Start of Exercise inputs

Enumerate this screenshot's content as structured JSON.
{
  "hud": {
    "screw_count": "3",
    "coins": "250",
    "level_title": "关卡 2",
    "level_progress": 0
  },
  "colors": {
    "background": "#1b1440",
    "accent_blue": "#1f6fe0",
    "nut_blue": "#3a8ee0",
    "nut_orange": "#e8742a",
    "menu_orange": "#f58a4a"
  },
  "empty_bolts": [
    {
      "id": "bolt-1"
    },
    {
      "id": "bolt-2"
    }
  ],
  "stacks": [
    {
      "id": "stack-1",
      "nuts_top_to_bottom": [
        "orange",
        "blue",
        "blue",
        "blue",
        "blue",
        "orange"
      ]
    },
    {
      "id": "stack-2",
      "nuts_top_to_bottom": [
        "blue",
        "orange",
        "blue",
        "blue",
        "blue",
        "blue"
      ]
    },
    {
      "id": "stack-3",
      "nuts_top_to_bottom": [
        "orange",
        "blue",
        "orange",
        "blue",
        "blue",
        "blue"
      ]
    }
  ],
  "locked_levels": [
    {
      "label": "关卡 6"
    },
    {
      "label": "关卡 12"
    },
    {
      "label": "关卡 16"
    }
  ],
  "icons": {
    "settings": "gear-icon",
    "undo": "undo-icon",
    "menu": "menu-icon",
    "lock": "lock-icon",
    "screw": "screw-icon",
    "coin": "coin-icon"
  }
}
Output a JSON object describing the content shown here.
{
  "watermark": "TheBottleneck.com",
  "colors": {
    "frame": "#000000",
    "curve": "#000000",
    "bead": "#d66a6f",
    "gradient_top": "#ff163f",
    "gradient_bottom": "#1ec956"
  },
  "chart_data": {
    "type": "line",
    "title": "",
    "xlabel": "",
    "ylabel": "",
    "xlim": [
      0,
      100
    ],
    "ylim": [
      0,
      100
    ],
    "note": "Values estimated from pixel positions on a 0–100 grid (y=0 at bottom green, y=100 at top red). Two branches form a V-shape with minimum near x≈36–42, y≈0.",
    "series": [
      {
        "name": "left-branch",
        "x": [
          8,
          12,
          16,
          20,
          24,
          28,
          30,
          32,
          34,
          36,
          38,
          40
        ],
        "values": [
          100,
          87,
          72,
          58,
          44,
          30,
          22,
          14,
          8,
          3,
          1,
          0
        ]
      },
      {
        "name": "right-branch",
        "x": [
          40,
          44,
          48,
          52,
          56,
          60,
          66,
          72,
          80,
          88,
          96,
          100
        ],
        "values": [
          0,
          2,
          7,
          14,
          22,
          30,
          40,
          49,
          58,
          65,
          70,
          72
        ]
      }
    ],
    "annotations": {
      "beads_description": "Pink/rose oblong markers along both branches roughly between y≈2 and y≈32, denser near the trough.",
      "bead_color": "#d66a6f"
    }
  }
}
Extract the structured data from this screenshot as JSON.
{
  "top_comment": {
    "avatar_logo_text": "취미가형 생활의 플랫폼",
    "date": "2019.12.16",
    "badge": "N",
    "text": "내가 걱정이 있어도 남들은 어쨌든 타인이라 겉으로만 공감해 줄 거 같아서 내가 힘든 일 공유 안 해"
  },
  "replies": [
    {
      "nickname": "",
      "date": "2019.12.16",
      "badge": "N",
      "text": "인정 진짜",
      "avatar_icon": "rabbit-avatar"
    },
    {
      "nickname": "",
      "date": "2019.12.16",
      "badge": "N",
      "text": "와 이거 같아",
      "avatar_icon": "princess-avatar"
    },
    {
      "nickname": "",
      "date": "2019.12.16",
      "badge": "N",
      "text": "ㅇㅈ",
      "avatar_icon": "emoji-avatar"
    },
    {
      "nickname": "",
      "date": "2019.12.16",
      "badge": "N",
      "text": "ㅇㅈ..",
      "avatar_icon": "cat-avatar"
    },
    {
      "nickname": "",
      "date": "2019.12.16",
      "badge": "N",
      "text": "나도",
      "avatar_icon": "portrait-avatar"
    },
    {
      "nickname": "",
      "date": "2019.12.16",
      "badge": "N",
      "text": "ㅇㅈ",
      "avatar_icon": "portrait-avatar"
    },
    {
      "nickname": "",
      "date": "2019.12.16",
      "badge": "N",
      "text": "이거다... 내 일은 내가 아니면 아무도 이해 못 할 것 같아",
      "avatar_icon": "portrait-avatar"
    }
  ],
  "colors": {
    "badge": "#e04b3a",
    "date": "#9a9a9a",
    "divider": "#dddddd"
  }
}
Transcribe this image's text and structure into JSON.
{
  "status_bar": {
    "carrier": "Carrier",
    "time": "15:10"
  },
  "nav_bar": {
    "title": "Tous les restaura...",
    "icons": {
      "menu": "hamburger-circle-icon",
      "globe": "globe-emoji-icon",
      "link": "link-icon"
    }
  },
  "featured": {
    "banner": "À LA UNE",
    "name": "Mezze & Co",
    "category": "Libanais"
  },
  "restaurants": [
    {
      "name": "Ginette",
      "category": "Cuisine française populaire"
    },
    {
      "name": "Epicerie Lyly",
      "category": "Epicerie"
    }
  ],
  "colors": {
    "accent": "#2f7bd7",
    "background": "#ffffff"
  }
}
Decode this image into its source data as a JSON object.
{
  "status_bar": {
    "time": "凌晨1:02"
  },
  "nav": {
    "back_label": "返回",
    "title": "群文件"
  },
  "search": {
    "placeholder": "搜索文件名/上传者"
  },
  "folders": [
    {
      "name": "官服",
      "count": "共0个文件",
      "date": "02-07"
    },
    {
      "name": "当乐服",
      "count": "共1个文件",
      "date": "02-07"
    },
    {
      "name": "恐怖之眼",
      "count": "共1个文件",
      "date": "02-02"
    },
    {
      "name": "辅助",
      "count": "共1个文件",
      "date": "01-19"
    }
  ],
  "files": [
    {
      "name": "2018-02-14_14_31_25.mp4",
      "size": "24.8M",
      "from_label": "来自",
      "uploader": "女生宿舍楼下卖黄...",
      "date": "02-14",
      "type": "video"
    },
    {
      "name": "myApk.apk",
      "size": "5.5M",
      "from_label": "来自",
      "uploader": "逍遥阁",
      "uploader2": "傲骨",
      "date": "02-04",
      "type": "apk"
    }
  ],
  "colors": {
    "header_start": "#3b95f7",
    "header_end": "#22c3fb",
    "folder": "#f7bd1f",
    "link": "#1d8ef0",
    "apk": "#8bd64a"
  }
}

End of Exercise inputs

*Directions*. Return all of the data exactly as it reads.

*Final answer*.
Enumerate this screenshot's content as structured JSON.
{
  "hud": {
    "screw_count": "3",
    "coins": "250",
    "level_title": "关卡 2",
    "level_progress": 0
  },
  "colors": {
    "background": "#1b1440",
    "accent_blue": "#1f6fe0",
    "nut_blue": "#3a8ee0",
    "nut_orange": "#e8742a",
    "menu_orange": "#f58a4a"
  },
  "empty_bolts": [
    {
      "id": "bolt-1"
    },
    {
      "id": "bolt-2"
    }
  ],
  "stacks": [
    {
      "id": "stack-1",
      "nuts_top_to_bottom": [
        "orange",
        "blue",
        "blue",
        "blue",
        "blue",
        "orange"
      ]
    },
    {
      "id": "stack-2",
      "nuts_top_to_bottom": [
        "blue",
        "orange",
        "blue",
        "blue",
        "blue",
        "blue"
      ]
    },
    {
      "id": "stack-3",
      "nuts_top_to_bottom": [
        "orange",
        "blue",
        "orange",
        "blue",
        "blue",
        "blue"
      ]
    }
  ],
  "locked_levels": [
    {
      "label": "关卡 6"
    },
    {
      "label": "关卡 12"
    },
    {
      "label": "关卡 16"
    }
  ],
  "icons": {
    "settings": "gear-icon",
    "undo": "undo-icon",
    "menu": "menu-icon",
    "lock": "lock-icon",
    "screw": "screw-icon",
    "coin": "coin-icon"
  }
}
Output a JSON object describing the content shown here.
{
  "watermark": "TheBottleneck.com",
  "colors": {
    "frame": "#000000",
    "curve": "#000000",
    "bead": "#d66a6f",
    "gradient_top": "#ff163f",
    "gradient_bottom": "#1ec956"
  },
  "chart_data": {
    "type": "line",
    "title": "",
    "xlabel": "",
    "ylabel": "",
    "xlim": [
      0,
      100
    ],
    "ylim": [
      0,
      100
    ],
    "note": "Values estimated from pixel positions on a 0–100 grid (y=0 at bottom green, y=100 at top red). Two branches form a V-shape with minimum near x≈36–42, y≈0.",
    "series": [
      {
        "name": "left-branch",
        "x": [
          8,
          12,
          16,
          20,
          24,
          28,
          30,
          32,
          34,
          36,
          38,
          40
        ],
        "values": [
          100,
          87,
          72,
          58,
          44,
          30,
          22,
          14,
          8,
          3,
          1,
          0
        ]
      },
      {
        "name": "right-branch",
        "x": [
          40,
          44,
          48,
          52,
          56,
          60,
          66,
          72,
          80,
          88,
          96,
          100
        ],
        "values": [
          0,
          2,
          7,
          14,
          22,
          30,
          40,
          49,
          58,
          65,
          70,
          72
        ]
      }
    ],
    "annotations": {
      "beads_description": "Pink/rose oblong markers along both branches roughly between y≈2 and y≈32, denser near the trough.",
      "bead_color": "#d66a6f"
    }
  }
}
Extract the structured data from this screenshot as JSON.
{
  "top_comment": {
    "avatar_logo_text": "취미가형 생활의 플랫폼",
    "date": "2019.12.16",
    "badge": "N",
    "text": "내가 걱정이 있어도 남들은 어쨌든 타인이라 겉으로만 공감해 줄 거 같아서 내가 힘든 일 공유 안 해"
  },
  "replies": [
    {
      "nickname": "",
      "date": "2019.12.16",
      "badge": "N",
      "text": "인정 진짜",
      "avatar_icon": "rabbit-avatar"
    },
    {
      "nickname": "",
      "date": "2019.12.16",
      "badge": "N",
      "text": "와 이거 같아",
      "avatar_icon": "princess-avatar"
    },
    {
      "nickname": "",
      "date": "2019.12.16",
      "badge": "N",
      "text": "ㅇㅈ",
      "avatar_icon": "emoji-avatar"
    },
    {
      "nickname": "",
      "date": "2019.12.16",
      "badge": "N",
      "text": "ㅇㅈ..",
      "avatar_icon": "cat-avatar"
    },
    {
      "nickname": "",
      "date": "2019.12.16",
      "badge": "N",
      "text": "나도",
      "avatar_icon": "portrait-avatar"
    },
    {
      "nickname": "",
      "date": "2019.12.16",
      "badge": "N",
      "text": "ㅇㅈ",
      "avatar_icon": "portrait-avatar"
    },
    {
      "nickname": "",
      "date": "2019.12.16",
      "badge": "N",
      "text": "이거다... 내 일은 내가 아니면 아무도 이해 못 할 것 같아",
      "avatar_icon": "portrait-avatar"
    }
  ],
  "colors": {
    "badge": "#e04b3a",
    "date": "#9a9a9a",
    "divider": "#dddddd"
  }
}
Transcribe this image's text and structure into JSON.
{
  "status_bar": {
    "carrier": "Carrier",
    "time": "15:10"
  },
  "nav_bar": {
    "title": "Tous les restaura...",
    "icons": {
      "menu": "hamburger-circle-icon",
      "globe": "globe-emoji-icon",
      "link": "link-icon"
    }
  },
  "featured": {
    "banner": "À LA UNE",
    "name": "Mezze & Co",
    "category": "Libanais"
  },
  "restaurants": [
    {
      "name": "Ginette",
      "category": "Cuisine française populaire"
    },
    {
      "name": "Epicerie Lyly",
      "category": "Epicerie"
    }
  ],
  "colors": {
    "accent": "#2f7bd7",
    "background": "#ffffff"
  }
}
Decode this image into its source data as a JSON object.
{
  "status_bar": {
    "time": "凌晨1:02"
  },
  "nav": {
    "back_label": "返回",
    "title": "群文件"
  },
  "search": {
    "placeholder": "搜索文件名/上传者"
  },
  "folders": [
    {
      "name": "官服",
      "count": "共0个文件",
      "date": "02-07"
    },
    {
      "name": "当乐服",
      "count": "共1个文件",
      "date": "02-07"
    },
    {
      "name": "恐怖之眼",
      "count": "共1个文件",
      "date": "02-02"
    },
    {
      "name": "辅助",
      "count": "共1个文件",
      "date": "01-19"
    }
  ],
  "files": [
    {
      "name": "2018-02-14_14_31_25.mp4",
      "size": "24.8M",
      "from_label": "来自",
      "uploader": "女生宿舍楼下卖黄...",
      "date": "02-14",
      "type": "video"
    },
    {
      "name": "myApk.apk",
      "size": "5.5M",
      "from_label": "来自",
      "uploader": "逍遥阁",
      "uploader2": "傲骨",
      "date": "02-04",
      "type": "apk"
    }
  ],
  "colors": {
    "header_start": "#3b95f7",
    "header_end": "#22c3fb",
    "folder": "#f7bd1f",
    "link": "#1d8ef0",
    "apk": "#8bd64a"
  }
}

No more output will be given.